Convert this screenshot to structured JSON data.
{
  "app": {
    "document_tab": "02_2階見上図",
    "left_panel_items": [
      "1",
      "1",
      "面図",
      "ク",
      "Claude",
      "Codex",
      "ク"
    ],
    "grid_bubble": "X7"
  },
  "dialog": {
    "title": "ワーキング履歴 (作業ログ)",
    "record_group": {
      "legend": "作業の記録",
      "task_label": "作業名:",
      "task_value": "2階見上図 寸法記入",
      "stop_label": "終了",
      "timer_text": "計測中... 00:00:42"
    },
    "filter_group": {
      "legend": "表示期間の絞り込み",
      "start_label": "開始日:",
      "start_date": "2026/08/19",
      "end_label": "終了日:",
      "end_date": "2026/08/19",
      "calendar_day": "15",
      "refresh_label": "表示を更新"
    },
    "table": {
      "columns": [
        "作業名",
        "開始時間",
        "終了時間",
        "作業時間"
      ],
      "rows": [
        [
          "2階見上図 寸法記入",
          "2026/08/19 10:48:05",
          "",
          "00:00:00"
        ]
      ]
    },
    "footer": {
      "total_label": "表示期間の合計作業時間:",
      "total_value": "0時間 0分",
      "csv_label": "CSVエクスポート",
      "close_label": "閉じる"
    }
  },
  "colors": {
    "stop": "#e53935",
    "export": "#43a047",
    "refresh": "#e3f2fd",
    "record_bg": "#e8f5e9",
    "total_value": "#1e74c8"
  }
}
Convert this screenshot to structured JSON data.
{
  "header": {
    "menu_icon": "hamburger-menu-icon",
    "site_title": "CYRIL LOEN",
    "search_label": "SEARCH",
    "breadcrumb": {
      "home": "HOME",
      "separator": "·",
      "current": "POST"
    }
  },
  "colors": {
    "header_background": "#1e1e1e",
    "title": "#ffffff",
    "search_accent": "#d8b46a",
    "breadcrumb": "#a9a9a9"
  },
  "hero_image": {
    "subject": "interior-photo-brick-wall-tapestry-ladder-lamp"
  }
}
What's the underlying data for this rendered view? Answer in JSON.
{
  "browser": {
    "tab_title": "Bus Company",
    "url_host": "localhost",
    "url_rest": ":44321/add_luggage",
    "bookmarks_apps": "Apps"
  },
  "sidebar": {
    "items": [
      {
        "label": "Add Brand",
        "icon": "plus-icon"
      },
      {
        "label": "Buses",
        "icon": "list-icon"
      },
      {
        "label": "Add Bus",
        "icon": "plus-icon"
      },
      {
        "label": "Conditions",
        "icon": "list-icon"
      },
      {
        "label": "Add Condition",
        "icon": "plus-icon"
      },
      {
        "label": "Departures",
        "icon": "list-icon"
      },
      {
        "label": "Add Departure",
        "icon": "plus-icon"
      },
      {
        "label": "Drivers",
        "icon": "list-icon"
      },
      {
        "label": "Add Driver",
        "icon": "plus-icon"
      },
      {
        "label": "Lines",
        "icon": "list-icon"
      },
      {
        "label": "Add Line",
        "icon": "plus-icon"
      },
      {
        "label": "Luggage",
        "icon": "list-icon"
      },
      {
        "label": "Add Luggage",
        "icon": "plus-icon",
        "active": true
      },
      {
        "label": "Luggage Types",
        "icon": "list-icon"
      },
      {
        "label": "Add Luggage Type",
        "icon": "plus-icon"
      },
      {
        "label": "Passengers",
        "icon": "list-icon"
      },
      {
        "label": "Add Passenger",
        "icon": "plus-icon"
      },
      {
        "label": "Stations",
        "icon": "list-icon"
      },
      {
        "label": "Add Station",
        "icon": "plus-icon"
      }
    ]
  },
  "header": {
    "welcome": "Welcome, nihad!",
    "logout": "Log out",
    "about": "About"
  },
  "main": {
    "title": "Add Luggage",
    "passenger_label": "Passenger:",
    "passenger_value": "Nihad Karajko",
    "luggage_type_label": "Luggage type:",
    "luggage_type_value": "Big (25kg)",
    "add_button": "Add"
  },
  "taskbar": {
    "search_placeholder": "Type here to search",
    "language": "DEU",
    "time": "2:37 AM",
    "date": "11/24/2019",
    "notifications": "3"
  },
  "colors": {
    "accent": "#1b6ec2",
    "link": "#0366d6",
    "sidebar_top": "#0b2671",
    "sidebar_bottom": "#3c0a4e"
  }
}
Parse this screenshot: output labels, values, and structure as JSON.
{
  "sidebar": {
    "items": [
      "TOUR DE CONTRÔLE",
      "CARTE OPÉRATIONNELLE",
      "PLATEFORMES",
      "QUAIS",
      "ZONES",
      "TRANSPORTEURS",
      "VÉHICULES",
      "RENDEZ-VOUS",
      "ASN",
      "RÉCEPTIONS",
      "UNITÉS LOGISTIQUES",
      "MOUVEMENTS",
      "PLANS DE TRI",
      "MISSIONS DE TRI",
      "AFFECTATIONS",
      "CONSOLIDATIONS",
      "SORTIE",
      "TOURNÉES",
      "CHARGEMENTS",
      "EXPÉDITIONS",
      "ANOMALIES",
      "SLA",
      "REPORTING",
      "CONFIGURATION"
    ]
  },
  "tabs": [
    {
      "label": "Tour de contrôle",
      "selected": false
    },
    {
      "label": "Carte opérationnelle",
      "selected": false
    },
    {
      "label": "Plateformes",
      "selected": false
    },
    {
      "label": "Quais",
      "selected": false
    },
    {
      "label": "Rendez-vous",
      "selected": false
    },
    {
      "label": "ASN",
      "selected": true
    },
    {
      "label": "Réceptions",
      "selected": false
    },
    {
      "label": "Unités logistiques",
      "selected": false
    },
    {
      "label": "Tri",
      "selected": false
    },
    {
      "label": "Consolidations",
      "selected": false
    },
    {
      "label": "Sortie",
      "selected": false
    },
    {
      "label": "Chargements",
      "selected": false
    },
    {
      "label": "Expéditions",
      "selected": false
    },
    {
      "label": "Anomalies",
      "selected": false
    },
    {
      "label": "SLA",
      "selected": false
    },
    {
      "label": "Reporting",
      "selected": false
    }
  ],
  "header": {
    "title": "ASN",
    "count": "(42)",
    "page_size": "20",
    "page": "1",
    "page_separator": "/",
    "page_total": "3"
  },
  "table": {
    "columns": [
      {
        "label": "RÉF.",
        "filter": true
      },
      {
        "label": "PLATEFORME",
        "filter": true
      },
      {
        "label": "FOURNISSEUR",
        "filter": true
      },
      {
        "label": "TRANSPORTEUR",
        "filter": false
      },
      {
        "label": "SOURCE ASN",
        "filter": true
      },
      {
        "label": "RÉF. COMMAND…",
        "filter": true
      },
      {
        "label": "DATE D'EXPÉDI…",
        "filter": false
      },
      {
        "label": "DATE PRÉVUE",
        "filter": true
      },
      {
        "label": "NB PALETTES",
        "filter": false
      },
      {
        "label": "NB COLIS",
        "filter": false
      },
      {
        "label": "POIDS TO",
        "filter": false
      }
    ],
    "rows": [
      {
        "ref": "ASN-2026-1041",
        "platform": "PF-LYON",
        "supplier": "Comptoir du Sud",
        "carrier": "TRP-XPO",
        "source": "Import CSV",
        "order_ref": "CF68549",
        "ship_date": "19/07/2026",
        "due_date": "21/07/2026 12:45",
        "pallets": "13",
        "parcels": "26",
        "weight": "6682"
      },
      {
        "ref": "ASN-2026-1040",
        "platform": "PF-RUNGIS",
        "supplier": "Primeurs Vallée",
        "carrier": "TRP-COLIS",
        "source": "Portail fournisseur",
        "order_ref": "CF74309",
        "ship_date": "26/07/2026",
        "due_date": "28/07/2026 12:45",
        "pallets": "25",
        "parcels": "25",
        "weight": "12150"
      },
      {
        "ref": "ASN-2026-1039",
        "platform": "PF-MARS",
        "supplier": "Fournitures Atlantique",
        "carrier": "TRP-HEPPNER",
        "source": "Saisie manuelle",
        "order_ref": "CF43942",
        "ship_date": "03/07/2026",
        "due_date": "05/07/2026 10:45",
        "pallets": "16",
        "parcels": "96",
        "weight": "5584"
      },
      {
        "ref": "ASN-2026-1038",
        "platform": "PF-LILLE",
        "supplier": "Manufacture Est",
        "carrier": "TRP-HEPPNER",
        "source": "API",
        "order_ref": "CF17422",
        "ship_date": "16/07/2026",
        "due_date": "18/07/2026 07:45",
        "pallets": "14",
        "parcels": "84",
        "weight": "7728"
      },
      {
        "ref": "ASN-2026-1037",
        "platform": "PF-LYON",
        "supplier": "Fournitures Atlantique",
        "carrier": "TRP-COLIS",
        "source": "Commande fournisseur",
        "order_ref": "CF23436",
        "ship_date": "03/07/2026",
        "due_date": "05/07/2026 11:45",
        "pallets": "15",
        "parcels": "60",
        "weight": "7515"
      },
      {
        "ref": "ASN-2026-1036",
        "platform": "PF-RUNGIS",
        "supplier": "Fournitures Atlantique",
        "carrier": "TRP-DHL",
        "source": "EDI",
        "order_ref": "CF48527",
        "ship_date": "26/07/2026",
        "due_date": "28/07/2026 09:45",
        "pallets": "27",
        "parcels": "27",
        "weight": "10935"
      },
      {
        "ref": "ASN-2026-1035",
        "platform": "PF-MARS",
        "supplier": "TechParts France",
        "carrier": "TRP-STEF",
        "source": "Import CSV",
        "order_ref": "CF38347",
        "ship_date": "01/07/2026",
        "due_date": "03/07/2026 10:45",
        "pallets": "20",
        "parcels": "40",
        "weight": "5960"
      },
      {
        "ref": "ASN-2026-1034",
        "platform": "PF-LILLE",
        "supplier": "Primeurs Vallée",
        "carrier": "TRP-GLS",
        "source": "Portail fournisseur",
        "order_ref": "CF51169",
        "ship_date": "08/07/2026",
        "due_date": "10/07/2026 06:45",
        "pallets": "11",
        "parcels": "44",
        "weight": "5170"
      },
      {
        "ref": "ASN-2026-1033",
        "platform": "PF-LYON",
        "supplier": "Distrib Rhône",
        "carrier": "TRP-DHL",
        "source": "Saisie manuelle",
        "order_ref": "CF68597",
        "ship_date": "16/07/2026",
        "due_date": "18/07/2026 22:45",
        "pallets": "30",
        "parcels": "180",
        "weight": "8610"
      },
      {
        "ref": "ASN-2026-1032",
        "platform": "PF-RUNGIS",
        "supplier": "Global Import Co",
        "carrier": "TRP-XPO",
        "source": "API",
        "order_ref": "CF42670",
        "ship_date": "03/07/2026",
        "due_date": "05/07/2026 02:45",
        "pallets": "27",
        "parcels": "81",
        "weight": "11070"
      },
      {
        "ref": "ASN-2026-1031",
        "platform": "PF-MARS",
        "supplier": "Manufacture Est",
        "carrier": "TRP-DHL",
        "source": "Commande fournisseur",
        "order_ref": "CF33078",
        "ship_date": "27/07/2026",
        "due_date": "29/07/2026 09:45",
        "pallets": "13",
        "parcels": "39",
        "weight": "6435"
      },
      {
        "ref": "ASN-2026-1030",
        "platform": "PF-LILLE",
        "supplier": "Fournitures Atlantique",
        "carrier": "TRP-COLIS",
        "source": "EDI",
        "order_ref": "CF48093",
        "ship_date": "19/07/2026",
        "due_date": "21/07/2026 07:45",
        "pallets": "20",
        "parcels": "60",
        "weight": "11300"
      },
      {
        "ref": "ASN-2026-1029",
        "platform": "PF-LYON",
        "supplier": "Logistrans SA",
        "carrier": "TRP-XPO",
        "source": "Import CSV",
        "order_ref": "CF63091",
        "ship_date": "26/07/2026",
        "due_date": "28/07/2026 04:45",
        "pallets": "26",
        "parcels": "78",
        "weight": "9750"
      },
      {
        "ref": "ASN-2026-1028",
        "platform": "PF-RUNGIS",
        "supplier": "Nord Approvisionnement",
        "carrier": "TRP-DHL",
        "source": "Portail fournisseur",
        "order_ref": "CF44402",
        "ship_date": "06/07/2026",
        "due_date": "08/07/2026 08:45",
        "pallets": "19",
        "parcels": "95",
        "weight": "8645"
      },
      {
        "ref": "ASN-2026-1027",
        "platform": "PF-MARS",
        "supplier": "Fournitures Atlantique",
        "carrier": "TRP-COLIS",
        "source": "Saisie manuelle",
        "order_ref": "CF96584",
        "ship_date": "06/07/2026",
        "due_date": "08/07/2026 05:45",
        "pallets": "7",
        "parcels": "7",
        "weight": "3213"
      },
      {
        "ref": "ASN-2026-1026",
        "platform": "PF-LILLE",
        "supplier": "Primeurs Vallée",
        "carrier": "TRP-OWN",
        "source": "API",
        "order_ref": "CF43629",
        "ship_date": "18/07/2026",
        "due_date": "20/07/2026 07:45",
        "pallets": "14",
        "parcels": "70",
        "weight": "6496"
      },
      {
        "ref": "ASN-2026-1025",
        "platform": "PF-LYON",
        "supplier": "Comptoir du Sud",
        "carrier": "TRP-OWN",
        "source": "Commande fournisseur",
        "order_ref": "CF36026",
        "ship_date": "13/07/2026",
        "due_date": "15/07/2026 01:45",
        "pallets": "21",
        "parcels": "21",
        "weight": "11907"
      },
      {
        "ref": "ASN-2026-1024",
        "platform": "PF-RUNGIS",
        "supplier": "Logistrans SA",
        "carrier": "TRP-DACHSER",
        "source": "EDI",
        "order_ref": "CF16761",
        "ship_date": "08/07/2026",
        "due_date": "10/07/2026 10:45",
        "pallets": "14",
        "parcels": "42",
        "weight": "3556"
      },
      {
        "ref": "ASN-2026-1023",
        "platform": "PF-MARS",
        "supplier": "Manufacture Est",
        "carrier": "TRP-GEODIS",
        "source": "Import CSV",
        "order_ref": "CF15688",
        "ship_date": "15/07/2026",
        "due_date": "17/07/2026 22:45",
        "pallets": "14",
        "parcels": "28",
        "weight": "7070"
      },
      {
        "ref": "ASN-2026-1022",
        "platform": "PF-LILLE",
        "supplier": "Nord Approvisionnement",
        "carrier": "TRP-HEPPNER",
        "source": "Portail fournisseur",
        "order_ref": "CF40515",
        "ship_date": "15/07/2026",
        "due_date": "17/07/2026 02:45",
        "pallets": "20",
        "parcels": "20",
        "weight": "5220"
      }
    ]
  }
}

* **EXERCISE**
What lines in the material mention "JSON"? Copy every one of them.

* **WRITTEN REPLY**
Convert this screenshot to structured JSON data.
Convert this screenshot to structured JSON data.
What's the underlying data for this rendered view? Answer in JSON.
Parse this screenshot: output labels, values, and structure as JSON.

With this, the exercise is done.